We were working short, so the triage nurse was assisting with the trauma. As people arrived and signed in with their non-emergent "emergencies", the front desk clerk warned them that there would probably be quite a bit of a wait (even though it appeared to be dead) due to the MVC.

The response from every single patient (and there ended up being 6 or 7 by the time the triage nurse made it out there) was a polite, "That's OK." They all sat quietly for well over an hour, with not one single complaint or question about how long it would be.

You see, this MVC had occurred fairly close to the hospital, and every one of the patients in the waiting room had driven past the scene. The mangled metal of two cars that had been utterly destroyed by the force of the collision served as a sobering reminder that their dental abscess, migraine, sprained ankle, finger laceration, sinus infection and UTI could have been much, much worse.


Real Life said...

It doesn't take much first-hand knowledge or experience to change a person's perspective (and subsequent attitude). I'd venture a guess that the impatient non-emergent individuals, or at least some of them, are lucky enough to never have experienced a true emergency -- never been stuck in what was once a car, never answered the phone only to receive life-altering news, never had to drive to a hospital not knowing whether their loved one would recognize them or even be alive by the time they could get to them.

We used to whine and complain to the high heavens when traffic on a highway would slow to a crawl -- or, worse, a parking lot.

Then my mom and I were the ones in the wreck (funny thing, the newly redesigned, "safest" ford explorer did somersaults down the road just like its predecessors), and a major interstate was shut down for 2-3 hours while they tried to figure out how to get my mom out of the mass of mangled metal.

We still don't *like* having to crawl along an interstate or get stuck in a 'parking lot' -- but we can't find it in us to complain knowing what one or more families is experiencing at that moment and what the next few weeks likely have in store for them.
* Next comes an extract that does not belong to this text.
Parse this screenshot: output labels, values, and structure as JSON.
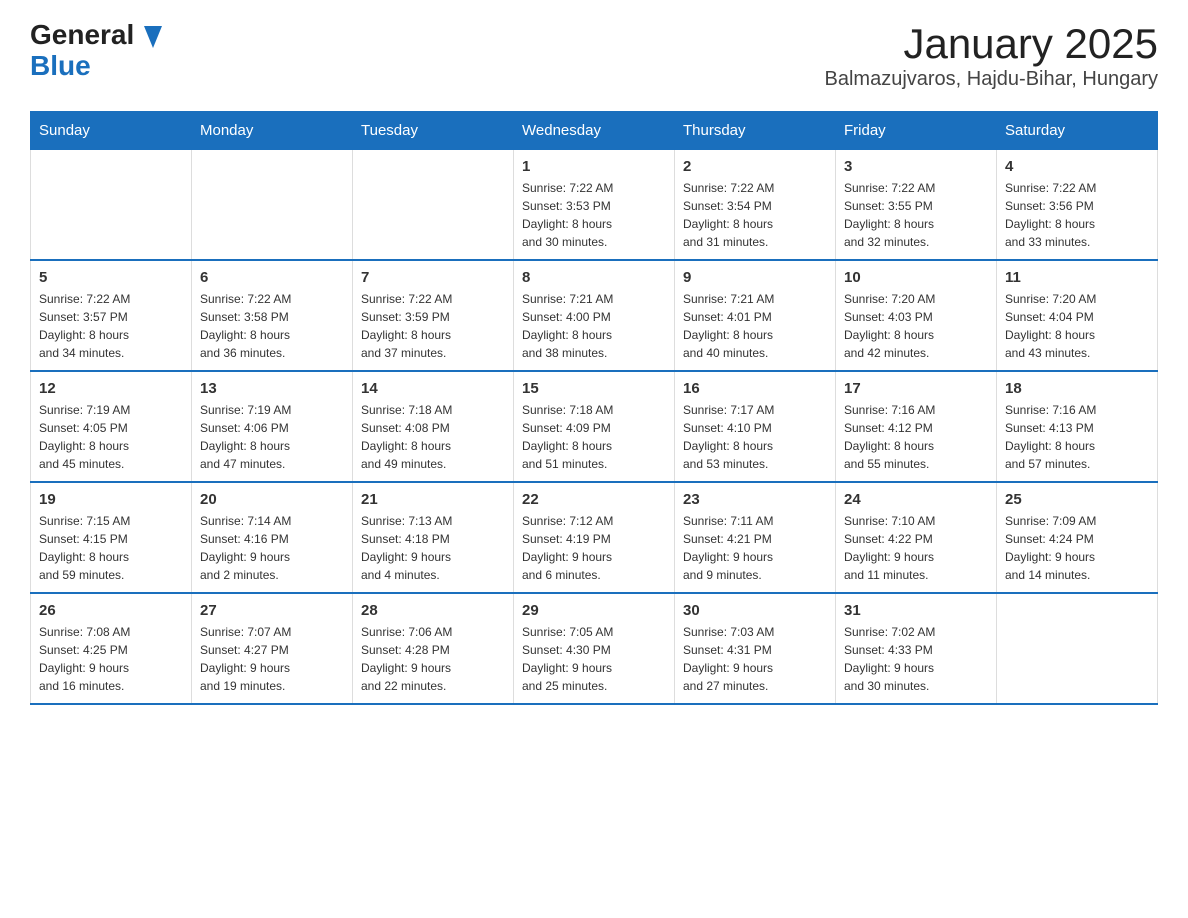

Instead, we say a few prayers for everyone involved, try our best to be patient and enjoy the time that we have -- together -- even if it is in a highway parking lot.

(granted, it doesn't make life much easier for those of you who have to deal with the impatience and entitlement day in and day out -- but still, there is a part of me that is jealous of them for not being able to comprehend the gravity of what someone else is facing)

Anonymous said...

We recently spent 7 days without power, the entire county. And not one person complained. Every business sign in the county had praise for the PUD workers. Almost everyone was polite in huge gas lines at the one open station. And I just can't help but think it had to do with the PUD guy who almost died the night of the storm. (no Hippa worries-primetime news) As the storm started, he was 40 feet up in a bucket when a sudden gust caught them off guard and he was flung like a tiddley-wink. Every road out of the county was blocked and it took a crew of about 10 men to chainsaw and bulldoze their way out to the Real Hospital in Big City. The news reported he had died (wrong as usual). He is doing well, now home. No one had the guts to bitch after the local boy with kids and sweet wife almost died so they could have a warm shower.

emergencyem said...

Great post, you have a way with words MG.

EDNurseasauras said...

Perspective. Get some y'all!

GuitarGirlRN said...

Admitted but without bed Patient: "I need to talk to my doctor! How long does that take?!"

Me: "Sir, I told you, your doctor is involved in a code upstairs and will be down as soon as he can."

ABWBP: "What the hell is that?"

Me: "When someone is dying and the doctors are trying to restart their heart."

ABWBP: "Can't someone take over from him so he can come talk to me about getting my Lipitor?"